About 6 months later, I started working with this young man. We often worked together in an area where it was just the two of us and, as we got to know each other more, he began sharing his side of what was going on at home with his parents. There was nothing too earth shattering. He had never been abused, he had been well cared for, his parents were supportive in his activities, he had nice clothes and was well fed (even for a teenager!) In fact, some would say he was a little "spoiled": he had a nice car, lots of spending money (even when he didn't have a job), and expensive sports equipment.
But he said something that I will never forget: "I just don't think they really care what happens to me."
I was shocked because after hearing his mother pour her heart out to me several months ago, I knew this wasn't the truth! So I asked him why he didn't think they cared about him. He went on to tell me about numerous times he had done things he knew were wrong, gone home expecting to be punished or at least receiving a good "chewing out", and heard...nothing. Soon he started doing things deliberately to get their attention: getting a speeding ticket, acting out in school, purchasing cigarettes and leaving them "hidden in plain sight" at home for his parents to find. His parents reactions? Nothing.
I don't know what his parents were thinking when the chose not to say anything but I know how this young man interpreted their lack of action. As rejection. His acting out was nothing but a cry for attention from a little boy who wanted to be reassured that his mom and dad still loved him. He wanted to hear them say "No, we are not going to allow this behavior because we love you. Because we know it will hurt you. Because we want better things for you."
He wanted discipline. But when he didn't receive discipline, he felt rejected and unloved.

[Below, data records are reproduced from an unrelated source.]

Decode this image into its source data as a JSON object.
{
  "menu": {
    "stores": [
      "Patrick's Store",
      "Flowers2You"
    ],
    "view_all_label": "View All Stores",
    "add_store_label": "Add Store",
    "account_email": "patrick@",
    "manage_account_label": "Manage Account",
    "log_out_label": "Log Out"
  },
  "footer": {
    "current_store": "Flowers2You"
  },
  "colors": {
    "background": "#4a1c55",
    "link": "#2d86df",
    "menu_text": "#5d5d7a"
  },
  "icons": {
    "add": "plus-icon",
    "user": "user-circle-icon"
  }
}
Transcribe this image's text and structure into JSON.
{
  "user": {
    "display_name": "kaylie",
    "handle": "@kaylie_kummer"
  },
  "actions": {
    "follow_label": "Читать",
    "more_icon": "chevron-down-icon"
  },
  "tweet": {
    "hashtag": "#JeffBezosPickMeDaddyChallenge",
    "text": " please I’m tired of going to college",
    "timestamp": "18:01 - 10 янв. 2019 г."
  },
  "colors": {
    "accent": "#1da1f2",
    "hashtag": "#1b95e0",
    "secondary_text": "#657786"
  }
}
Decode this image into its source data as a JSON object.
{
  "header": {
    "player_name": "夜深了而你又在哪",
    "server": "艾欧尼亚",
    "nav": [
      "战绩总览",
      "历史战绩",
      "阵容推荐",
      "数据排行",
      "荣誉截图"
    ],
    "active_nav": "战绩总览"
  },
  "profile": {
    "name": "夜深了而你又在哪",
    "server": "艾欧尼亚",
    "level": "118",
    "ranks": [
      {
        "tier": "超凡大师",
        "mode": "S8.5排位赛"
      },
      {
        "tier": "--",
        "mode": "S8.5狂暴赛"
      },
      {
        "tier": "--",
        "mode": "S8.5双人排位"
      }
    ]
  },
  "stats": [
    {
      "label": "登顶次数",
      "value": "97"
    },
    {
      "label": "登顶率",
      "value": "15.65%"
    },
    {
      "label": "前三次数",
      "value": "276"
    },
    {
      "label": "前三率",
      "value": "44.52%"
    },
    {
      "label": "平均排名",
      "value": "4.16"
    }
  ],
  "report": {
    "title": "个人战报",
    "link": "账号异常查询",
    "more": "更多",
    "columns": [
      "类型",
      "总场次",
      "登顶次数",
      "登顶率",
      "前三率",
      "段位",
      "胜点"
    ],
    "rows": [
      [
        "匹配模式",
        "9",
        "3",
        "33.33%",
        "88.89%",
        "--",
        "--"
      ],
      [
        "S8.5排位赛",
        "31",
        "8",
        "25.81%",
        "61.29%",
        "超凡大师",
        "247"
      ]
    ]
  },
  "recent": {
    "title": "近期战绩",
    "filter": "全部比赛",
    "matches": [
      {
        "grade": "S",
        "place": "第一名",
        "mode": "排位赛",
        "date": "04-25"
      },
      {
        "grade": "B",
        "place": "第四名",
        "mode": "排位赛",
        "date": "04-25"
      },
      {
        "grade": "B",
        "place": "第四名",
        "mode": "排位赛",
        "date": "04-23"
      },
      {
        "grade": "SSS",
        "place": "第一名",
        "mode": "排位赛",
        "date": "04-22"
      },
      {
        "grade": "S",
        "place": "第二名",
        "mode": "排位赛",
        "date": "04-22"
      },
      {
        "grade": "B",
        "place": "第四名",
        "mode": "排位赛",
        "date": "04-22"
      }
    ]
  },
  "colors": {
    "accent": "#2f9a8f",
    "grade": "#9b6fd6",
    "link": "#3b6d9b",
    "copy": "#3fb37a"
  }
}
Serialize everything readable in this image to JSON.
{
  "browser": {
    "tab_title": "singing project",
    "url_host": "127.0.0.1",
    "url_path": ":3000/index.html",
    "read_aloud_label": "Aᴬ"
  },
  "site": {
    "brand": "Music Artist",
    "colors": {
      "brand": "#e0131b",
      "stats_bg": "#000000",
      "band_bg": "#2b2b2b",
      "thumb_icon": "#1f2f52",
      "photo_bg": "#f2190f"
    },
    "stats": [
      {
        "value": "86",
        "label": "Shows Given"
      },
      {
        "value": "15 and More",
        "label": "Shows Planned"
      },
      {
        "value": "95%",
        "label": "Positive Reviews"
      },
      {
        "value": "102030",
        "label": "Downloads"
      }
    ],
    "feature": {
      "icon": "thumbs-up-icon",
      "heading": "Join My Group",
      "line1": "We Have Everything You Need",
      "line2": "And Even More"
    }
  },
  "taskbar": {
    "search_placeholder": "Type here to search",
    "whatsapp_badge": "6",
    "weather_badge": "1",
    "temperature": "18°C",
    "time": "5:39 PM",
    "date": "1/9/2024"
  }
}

I know that by the time I worked with him he had a serious gambling problem and was very likely an alcoholic. He had moved out of his parents home, even though he wasn't 18 yet, and was living with friends. He worked with me for a few more months and then "moved on." I don't know where this young man is now but, I can tell you, I think of him often and every time I do, my heart aches.
I know raising a teenager is one of the hardest things in the world! And as a parent it is almost impossible to not question just about everything you do. There is no perfect parent and I know that I have made a bazillion mistakes in the process of trying to raise my sons. But there are
- Never be afraid to tell them "NO."
- Always, and often, tell them how much you love them.
- You need God's help - his wisdom and direction are vital!
"Discipline your son for in that there is hope; do not be a willing party to his death."
Proverbs 19: 18
I cannot write this post and not recommend, what is to me, one of the best parenting books ever written. I wish I would have had this book 20 years ago. It's called "No: Why Kids--of All Ages--Need to Hear It and Ways Parents Can Say It" - by David Walsh. It will not only help you to be a better parent but will also give you a great understanding of why our American culture is the way it is today - which is why I recommend the book for non-parents as well, especially if you are in any field that works with children or young adults.